The H-1B visa lottery system is changing fast. And these changes may be a boon for American small businesses and startups and their H-1B candidates.
Starting with the April 2020 lottery, employers must now pay a nonrefundable $10 fee to register each candidate for the H-1B lottery. The Department of Homeland Security, which oversees U.S. Citizenship and Immigration Services (USCIS), finalized the rule mandating the fee last month. The 20-day registration period will begin on March 1.
I’ll discuss the new H-1B registration fee and the H-1B lottery that begins on April 1 at a webinar on February 14, at noon PST. The Alcorn Immigration Law team is accepting clients with H-1B lottery filings now through March 20. However, the sooner you act will place you in a better position to deliberate and organize the required documents for a strong H-1B petition.
The Latest Details
Last month, USCIS announced successful testing of the registration system and would implement the H-1B registration process for the April lottery, also known as the 2021 cap lottery. The earliest that candidates selected in the lottery can begin working is October 1, 2020, which is the start of FY 2021.
The new registration system significantly lowers the barrier to sponsoring a prospective H-1B employee. That’s great news for all companies, particularly early-stage technology companies and small businesses. Employers—or their legal counsel—must register and pay a $10 fee for each candidate to participate in the digital H-1B lottery. Only those employers whose candidates were selected in the digital lottery must prepare a full H-1B petition.
If a candidate is selected, an employer will have 90 days to file a full petition, including a certified Labor Condition Application and government filing fees. Previously, employers had to prepare a complete H-1B petition for each candidate to participate in the lottery.
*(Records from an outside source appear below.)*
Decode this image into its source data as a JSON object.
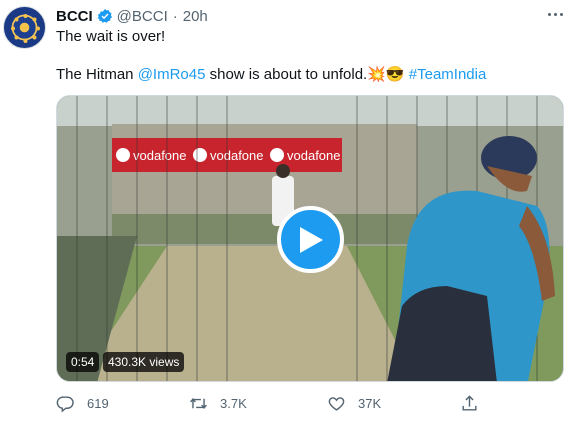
{
  "tweet": {
    "author_name": "BCCI",
    "author_handle": "@BCCI",
    "separator": "·",
    "time": "20h",
    "text_line1": "The wait is over!",
    "text_line2_prefix": "The Hitman ",
    "mention": "@ImRo45",
    "text_line2_middle": " show is about to unfold.",
    "emojis": "💥😎",
    "hashtag": "#TeamIndia"
  },
  "media": {
    "duration": "0:54",
    "views": "430.3K views",
    "banner_text": "vodafone"
  },
  "actions": {
    "reply_count": "619",
    "retweet_count": "3.7K",
    "like_count": "37K"
  },
  "icons": [
    "verified-badge-icon",
    "more-options-icon",
    "play-icon",
    "reply-icon",
    "retweet-icon",
    "like-icon",
    "share-icon"
  ],
  "colors": {
    "accent": "#1d9bf0",
    "secondary_text": "#536471",
    "banner": "#c8242d"
  }
}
The final rule offered a few more details on the payment platform and how it will operate.
The Registration System
DHS will use pay.gov as the payment portal for collecting the $10 registration fee. Operated by the Department of Treasury, pay.gov processes online payments to government agencies by electronic check, credit card or debit.
Petitioners or their representatives will not need to create a pay.gov account to pay the H-1B registration fee. The H-1B registration system will allow petitioners or their representative to pay the fee for multiple registration submitted together. Employers face no limits on the number of H-1B candidates they register or how many registrations submitted at one time.
However, DHS says it has “put several safeguards in place to prevent employers from flooding the H-1B registration system, and will monitor the system throughout the registration process.” Companies and their representatives must attest that they intend to file an H-1B petition for the beneficiary in the position for which the registration is filed.
Employers will only need to be enter their corporate and payment information one time for each batch of H-1B registrations. However, the corporate and payment information will not carry over to subsequent registrations.
According to the final rule, the pay.gov “will not require a separate log in, password, or navigation to a separate website.” USCIS will hold training sessions on using the pay.gov portal, which it will announce on its website.
The $10 registration fee was created to enable USCIS to recover the costs of the registration system and process. Unlike most federal agencies, USCIS is funded almost entirely by fees like this one. That means during a federal government shutdown most of USCIS and its services remain available.
It remains unclear whether the $10 fee will cover all costs, including monitoring for fraud and abuse. Moreover, the lower barrier to entry could substantially increase the number of H-1B candidates entered in the annual lottery. That would reduce the likelihood of selection. USCIS may adjust the registration fee after the next review of costs and fee structures.
In addition to the fee, USCIS estimates employers or their representatives will spend about seven minutes to read the registration instructions and make the payment for each candidate.
The Alcorn Method
Becoming a U.S. resident or citizen has become somewhat challenging in recent years. Still, many legal paths exist for you and your employees. The Alcorn Immigraton Law team enjoys the challenge of devising creative strategies to help companies and individuals reach their goals. Reach out to us if you would like a consultation.